DISCLAIMER: I’ve ended up watching every episode after the premiere and enjoying subsequent developments much more. Stay tuned for a more positive post!
In side shows, the “blow off” is the promised added attraction that lures you to the egress. It usually turns out to be lame, but it’s too late — you can’t go back in. Unfortunately that’s how I felt about the premiere episode of American Horror Story: Freak Show last night. I must confess I found myself vastly underwhelmed — so much so that I am not even really tempted to watch any more episodes.
It seems to me that the producers tipped their hand in the marketing campaign by revealing all of their freaks ahead of time. There were NO surprise reveals in the show. They should have locked that shit down! While it was thrilling to see genuine Special People like Seal Boy Matt Fraser and the World’s Smallest Living Woman Jyoti Amge among the cast, the rest of the affair was beyond tepid. We are given an enormous build up about a “monster” in the show’s opening beats and it turns out to be just a CGI two headed Sarah Paulson we’ve already known about for months?
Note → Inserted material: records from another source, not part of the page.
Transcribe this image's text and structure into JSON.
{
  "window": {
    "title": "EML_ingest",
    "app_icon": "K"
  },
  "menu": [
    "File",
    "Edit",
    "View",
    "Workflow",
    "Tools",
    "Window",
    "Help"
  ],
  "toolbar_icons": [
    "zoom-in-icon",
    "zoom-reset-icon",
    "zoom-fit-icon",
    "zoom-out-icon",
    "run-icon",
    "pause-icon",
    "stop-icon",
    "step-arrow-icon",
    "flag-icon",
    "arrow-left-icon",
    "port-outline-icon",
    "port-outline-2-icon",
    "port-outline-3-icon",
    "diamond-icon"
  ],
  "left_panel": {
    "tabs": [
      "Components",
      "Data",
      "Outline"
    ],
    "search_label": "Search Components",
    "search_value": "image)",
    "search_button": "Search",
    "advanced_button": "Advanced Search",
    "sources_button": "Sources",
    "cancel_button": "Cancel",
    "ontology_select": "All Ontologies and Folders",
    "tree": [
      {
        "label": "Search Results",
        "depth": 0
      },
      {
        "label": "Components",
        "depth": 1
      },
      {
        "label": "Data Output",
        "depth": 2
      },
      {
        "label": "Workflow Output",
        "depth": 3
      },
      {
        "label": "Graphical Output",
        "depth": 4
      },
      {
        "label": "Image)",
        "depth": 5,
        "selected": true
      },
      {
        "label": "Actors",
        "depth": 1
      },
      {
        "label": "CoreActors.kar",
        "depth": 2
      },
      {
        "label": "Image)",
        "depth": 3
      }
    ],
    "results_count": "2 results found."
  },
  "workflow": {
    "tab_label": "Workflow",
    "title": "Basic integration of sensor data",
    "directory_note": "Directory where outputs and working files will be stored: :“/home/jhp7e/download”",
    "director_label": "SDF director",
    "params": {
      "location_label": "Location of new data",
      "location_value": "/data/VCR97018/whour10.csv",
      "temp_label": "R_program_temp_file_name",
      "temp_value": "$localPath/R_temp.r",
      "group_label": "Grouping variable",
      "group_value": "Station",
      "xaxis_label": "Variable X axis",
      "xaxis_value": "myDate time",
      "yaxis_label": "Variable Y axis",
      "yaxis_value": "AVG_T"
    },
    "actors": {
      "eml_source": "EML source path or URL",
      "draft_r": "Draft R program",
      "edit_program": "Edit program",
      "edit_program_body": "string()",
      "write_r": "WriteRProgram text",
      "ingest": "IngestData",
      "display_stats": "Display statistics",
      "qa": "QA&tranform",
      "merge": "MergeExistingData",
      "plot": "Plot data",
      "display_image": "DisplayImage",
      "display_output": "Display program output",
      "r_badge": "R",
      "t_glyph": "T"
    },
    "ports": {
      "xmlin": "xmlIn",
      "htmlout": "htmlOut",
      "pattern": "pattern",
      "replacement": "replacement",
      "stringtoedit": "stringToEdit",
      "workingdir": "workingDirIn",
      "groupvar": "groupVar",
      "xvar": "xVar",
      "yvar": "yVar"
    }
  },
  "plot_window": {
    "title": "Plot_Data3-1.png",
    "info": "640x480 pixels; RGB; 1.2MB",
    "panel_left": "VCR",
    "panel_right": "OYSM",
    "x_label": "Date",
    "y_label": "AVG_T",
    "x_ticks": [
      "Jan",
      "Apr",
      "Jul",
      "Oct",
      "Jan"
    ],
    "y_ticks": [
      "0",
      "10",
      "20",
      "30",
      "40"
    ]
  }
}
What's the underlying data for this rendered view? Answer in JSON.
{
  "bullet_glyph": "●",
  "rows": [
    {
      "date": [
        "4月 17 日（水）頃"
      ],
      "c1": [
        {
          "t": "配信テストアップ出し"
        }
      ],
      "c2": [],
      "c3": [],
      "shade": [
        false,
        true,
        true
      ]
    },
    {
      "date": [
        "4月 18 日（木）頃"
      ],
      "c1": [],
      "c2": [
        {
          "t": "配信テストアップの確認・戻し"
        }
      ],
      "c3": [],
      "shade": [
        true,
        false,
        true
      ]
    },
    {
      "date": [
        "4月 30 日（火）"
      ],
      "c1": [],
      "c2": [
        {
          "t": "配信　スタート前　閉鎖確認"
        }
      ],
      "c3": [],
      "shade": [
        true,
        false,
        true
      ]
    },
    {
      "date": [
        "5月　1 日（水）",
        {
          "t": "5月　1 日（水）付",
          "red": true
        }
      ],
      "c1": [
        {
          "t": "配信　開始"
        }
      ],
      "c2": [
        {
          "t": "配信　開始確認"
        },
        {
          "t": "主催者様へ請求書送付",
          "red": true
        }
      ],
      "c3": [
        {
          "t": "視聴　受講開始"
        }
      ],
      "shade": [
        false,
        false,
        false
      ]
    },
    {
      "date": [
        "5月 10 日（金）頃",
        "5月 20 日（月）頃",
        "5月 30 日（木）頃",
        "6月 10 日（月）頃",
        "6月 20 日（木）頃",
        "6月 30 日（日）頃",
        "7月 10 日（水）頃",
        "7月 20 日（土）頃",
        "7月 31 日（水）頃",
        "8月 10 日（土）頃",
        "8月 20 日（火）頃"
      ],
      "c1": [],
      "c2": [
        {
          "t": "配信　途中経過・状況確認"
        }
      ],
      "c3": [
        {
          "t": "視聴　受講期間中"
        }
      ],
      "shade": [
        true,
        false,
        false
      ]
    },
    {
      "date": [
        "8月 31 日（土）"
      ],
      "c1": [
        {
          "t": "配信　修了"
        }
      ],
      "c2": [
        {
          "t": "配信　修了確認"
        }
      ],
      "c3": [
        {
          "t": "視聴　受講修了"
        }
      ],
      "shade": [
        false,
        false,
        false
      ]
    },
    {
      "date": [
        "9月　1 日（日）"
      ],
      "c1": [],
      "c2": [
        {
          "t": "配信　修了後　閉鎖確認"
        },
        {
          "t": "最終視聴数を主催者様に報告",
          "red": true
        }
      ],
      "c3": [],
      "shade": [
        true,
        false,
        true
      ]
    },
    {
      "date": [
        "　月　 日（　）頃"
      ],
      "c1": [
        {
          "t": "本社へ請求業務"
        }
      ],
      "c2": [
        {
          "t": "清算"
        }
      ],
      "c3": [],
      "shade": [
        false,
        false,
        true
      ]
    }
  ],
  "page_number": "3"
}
The operative word is “exhaustion”: the show seemed to be resorting exclusively to cliches of genre, and of its own past. A scary killer clown? Have we not seen that a THOUSAND times? A bearded woman? There was one in Carnivale — a show, by the way, in which the actor playing this scary clown (John Caroll Lynch) appeared. Jessica Lange as a manipulative aging beauty at the helm of a bunch of high-maintenance personalities (except this time with stumps for legs)? Evan Peters as a sex stud (only this time with lobster boy claws)? Naomi Grossman as ANOTHER pin-head?
By now it dawns on one that – -despite the name — American Horror Story co-creators Ryan Murphy’s and Brad Falchuk’s primary interest seems to be Gothic melodrama — not horror. In the SEASON OPENER (where one expects to be wowed) I was never shocked nor horrified nor disturbed or even surprised. (Unless you call Jessica Lange singing a song from 1973 in 1952 a surprise; I call it a lack of imagination). But I’m not tuning into a show like this to see a colorful soap opera. It’s like a Douglas Sirk movie starring people with missing limbs.
Actually there IS a model to compare this to. Have you ever seen the all-midget western, The Terror of Tiny Town? Once the novelty of watching the midgets wears off (about 15 minutes in) you realize that you’re just watching a really boring western that happens to star midgets. And in this one, half the freaks are gaffed! Anyway if I ever watch this one again it will be out of professional curiosity about the human anomalies who might appear on the show — not because I have been pulled in.
In fact, you can take the last two words in the title of this review not as a noun, but as a verb in the imperative tense.